Offering Opportunity

Like anything in abundance, too much of a good thing is not always best. As a parent of two teens who supports their online activities and thinks gaming can be a good thing, I struggle with how to guide them in balancing the allures of their interest-driven digital engagements with other responsibilities. It is a time for tough choices. They are confronting an incredible abundance of opportunity in terms of media and social connectivity and engagement, at the same time as they are living through an arms race in educational achievement, where it’s become even harder to get a good job and there’s tons of competitive pressure. This is the world that my teens are facing daily, and they are the lucky ones. Helping equip young people to thrive in this environment of abundance, cultivating mindfulness and attentiveness are a new set of capacities for a new kind of landscape that we have to navigate as educators. This need is even more pressing for young people who are not growing up in a highly enriched environment like my own children have.

As educators, parents, policymakers and learners, we need to take a hard look at our own role in how to make the most of the opportunities for learning, especially those that come with our open, networked, online world. It’s critical that we leverage new technology to build stronger connections between our educational institutions and the world at large.

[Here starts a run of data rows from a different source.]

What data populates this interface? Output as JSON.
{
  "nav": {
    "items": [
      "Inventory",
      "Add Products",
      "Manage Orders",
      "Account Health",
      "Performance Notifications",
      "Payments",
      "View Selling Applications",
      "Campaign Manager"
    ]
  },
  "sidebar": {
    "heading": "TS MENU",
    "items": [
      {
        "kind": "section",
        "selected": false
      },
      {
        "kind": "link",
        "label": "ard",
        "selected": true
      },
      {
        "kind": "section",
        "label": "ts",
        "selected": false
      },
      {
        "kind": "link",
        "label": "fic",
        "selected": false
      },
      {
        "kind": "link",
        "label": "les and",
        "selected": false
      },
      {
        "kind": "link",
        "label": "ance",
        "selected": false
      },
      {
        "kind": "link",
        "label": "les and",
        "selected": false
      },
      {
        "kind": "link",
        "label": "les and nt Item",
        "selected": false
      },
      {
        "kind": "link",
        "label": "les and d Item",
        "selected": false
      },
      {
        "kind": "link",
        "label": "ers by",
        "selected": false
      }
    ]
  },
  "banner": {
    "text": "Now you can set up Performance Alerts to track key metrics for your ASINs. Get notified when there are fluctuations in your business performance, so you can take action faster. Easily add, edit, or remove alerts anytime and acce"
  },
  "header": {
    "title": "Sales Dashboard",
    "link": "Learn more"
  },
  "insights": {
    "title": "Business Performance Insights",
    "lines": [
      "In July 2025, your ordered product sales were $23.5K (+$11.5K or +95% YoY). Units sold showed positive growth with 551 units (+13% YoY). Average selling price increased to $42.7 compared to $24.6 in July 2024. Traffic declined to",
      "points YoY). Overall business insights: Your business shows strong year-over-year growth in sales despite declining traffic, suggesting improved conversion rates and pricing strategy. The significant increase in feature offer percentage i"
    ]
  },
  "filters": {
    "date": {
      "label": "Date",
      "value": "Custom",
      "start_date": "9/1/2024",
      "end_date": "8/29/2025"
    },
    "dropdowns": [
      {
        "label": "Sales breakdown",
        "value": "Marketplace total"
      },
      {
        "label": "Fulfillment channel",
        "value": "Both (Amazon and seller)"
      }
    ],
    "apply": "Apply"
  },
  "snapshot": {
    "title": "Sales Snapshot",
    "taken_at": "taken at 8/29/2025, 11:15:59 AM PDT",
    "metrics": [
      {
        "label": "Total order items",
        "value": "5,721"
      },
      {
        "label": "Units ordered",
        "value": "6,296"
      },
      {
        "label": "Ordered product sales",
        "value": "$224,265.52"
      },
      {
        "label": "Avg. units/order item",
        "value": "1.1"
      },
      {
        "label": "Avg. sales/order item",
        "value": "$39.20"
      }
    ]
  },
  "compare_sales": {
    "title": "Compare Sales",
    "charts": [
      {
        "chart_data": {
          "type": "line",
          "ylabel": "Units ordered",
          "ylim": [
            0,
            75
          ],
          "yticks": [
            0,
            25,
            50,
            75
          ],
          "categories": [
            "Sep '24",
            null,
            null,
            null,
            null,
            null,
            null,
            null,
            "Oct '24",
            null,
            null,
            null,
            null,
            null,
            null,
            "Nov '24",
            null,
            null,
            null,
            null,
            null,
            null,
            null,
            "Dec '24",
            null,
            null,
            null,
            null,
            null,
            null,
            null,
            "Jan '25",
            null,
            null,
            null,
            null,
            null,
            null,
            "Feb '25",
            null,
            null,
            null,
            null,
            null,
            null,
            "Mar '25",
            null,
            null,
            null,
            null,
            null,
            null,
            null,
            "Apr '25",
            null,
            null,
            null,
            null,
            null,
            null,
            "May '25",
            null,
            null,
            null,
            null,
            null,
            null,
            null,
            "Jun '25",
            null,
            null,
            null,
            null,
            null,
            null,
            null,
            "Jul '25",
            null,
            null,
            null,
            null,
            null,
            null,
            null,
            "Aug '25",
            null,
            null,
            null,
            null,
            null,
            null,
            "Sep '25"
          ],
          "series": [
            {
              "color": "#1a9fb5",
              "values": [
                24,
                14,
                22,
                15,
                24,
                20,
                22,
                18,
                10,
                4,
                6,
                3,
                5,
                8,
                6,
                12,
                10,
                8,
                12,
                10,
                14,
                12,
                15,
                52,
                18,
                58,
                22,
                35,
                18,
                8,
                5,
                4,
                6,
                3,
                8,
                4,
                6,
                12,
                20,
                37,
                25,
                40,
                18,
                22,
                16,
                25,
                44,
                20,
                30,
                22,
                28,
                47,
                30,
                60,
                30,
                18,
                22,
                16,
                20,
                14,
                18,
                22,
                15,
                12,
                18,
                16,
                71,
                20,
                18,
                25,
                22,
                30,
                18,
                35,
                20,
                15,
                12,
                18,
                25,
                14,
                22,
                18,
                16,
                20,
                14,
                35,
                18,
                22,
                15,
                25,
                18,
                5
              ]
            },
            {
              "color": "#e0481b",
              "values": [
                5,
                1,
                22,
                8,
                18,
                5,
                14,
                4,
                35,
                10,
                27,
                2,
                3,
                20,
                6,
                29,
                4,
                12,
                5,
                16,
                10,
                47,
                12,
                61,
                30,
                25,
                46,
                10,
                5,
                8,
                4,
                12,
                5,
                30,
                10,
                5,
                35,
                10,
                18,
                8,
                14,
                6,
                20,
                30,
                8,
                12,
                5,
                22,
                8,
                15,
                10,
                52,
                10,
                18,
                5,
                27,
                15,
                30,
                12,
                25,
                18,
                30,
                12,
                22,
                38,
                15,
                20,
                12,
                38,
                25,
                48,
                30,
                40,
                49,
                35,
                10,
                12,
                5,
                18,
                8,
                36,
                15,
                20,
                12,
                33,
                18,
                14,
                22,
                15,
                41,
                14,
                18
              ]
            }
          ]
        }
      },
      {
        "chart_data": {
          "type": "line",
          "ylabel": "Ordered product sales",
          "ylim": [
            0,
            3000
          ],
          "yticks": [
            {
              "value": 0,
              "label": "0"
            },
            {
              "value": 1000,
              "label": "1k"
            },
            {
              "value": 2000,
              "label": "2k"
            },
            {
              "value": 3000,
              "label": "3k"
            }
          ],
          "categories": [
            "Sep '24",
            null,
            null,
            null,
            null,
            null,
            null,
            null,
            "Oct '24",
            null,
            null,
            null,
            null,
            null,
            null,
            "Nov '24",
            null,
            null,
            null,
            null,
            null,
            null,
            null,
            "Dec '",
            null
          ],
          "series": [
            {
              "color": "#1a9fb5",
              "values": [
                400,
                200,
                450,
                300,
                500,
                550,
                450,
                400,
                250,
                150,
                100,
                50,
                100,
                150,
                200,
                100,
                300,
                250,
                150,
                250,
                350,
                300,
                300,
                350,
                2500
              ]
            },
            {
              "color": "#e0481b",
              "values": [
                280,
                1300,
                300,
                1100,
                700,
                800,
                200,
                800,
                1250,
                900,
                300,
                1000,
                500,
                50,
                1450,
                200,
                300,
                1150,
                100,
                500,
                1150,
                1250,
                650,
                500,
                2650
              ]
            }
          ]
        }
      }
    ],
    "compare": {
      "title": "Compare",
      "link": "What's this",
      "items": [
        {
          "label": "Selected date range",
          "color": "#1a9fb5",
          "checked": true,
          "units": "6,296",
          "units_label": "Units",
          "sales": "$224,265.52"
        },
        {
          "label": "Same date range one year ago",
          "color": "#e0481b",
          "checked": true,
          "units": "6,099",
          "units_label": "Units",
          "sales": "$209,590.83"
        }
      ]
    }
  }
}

Educational institutions need to connect young people’s learning to their social lives, their communities, their interests and their careers.

The Internet, social media and digital technology give us the potential to expand the capacity of our public educational system and to reach all youth in their diverse communities and with their wide-ranging interests. Realizing this potential will require concerted, proactive efforts for change on behalf of those of us who are open and committed to an expansive and equitable approach to public education.

Editor’s Note:  If you enjoyed this article, be sure to watch Ito’s video “Cultural Anthropologist Mimi Ito on Connected Learning, Children, and Digital Media produced by the Digital Media and Learning Research Hub, 2011.

Mimi Ito
Mimi Ito is a cultural anthropologist of technology use, examining children and youth’s changing relationships to media and communications. She is Professor in Residence and John D. and Catherine T. MacArthur Foundation Chair in Digital Media and Learning at the University of California, Irvine, with appointments in the University of California Humanities Research Institute, the Department of Anthropology, and the Department of Informatics. Her work on educational software appears in numerous academic and popular journals. She is Research Director of the Digital Media and Learning Research Hub at UC Irvine and Chair of the MacArthur Research Network on Connected Learning. In addition to her current work funded by the MacArthur Foundation, she has been awarded grants by the National Science Foundation, the Spencer Foundation, the Mellon Foundation, Intel Research, the Abe Fellowship Program, and the Japan Society for the Promotion of Science, and is the recipient of the Jan Hawkins Award for Early Career Contributions to Humanistic Research and Scholarship in Learning Technologies from the American Educational Research Association.